## Exercise
Looking at the records below, say how many lines contain "this". Nothing else belongs in the answer.

## Items from a data source
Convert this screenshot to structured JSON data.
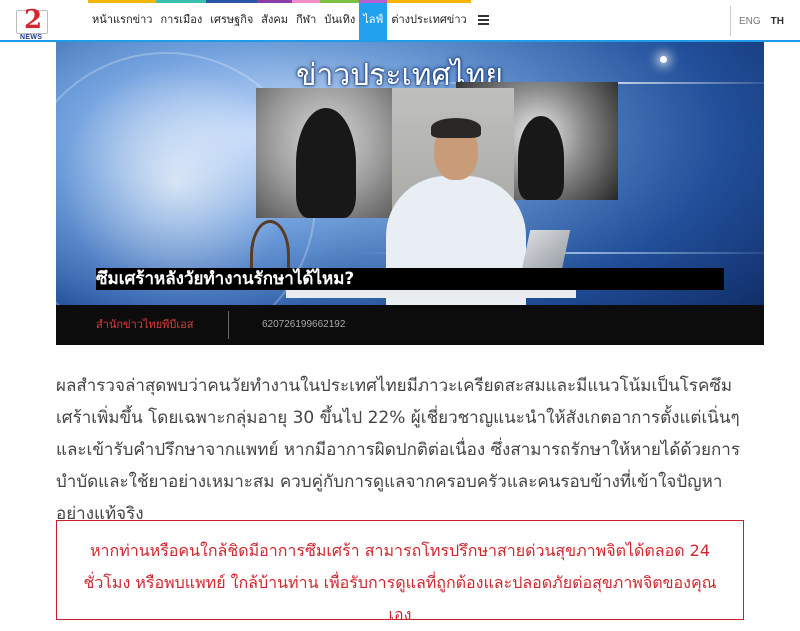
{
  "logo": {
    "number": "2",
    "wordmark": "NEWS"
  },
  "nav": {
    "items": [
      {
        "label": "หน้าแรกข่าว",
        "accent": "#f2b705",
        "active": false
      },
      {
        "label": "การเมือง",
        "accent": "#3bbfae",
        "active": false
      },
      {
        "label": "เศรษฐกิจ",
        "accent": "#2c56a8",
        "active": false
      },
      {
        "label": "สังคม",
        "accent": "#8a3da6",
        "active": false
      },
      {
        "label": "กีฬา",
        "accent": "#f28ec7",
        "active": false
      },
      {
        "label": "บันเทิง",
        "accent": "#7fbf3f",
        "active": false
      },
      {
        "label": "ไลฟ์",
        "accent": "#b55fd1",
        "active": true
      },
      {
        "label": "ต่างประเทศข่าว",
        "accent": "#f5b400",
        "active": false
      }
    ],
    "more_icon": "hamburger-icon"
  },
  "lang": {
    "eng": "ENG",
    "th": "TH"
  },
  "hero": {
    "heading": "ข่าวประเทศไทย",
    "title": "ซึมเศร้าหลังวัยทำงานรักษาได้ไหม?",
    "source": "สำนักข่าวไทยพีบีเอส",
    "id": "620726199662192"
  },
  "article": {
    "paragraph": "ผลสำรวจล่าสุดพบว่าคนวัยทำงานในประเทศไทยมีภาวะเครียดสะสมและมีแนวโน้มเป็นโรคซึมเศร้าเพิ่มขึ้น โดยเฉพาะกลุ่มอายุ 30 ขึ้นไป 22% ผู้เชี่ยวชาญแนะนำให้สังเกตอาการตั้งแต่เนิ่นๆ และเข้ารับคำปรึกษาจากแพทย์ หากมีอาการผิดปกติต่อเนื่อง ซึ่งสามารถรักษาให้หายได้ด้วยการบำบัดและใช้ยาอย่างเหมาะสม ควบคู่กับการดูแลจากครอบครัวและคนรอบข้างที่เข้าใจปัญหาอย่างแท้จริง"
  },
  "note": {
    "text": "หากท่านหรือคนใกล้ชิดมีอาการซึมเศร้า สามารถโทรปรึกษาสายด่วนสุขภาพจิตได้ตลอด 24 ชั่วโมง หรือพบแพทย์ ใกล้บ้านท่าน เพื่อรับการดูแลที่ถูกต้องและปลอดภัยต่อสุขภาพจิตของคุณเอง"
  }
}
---
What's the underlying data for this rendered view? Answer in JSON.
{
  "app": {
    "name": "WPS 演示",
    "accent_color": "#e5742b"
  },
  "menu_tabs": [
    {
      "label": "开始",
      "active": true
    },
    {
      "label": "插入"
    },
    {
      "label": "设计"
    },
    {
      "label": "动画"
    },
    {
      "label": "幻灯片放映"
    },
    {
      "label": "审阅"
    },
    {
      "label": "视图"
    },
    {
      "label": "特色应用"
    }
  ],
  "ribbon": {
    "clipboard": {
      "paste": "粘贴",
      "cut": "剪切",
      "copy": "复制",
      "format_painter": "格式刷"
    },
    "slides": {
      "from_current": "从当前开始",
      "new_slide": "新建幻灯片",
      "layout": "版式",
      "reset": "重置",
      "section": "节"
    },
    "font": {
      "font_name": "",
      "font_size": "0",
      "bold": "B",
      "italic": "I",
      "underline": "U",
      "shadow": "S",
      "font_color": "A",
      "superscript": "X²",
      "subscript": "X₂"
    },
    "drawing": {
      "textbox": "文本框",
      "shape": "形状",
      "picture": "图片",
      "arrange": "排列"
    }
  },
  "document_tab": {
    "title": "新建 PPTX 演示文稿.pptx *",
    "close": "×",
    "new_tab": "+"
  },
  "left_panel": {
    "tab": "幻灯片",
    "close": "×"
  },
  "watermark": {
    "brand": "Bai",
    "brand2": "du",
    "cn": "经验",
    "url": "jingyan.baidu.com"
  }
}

## Written answer
2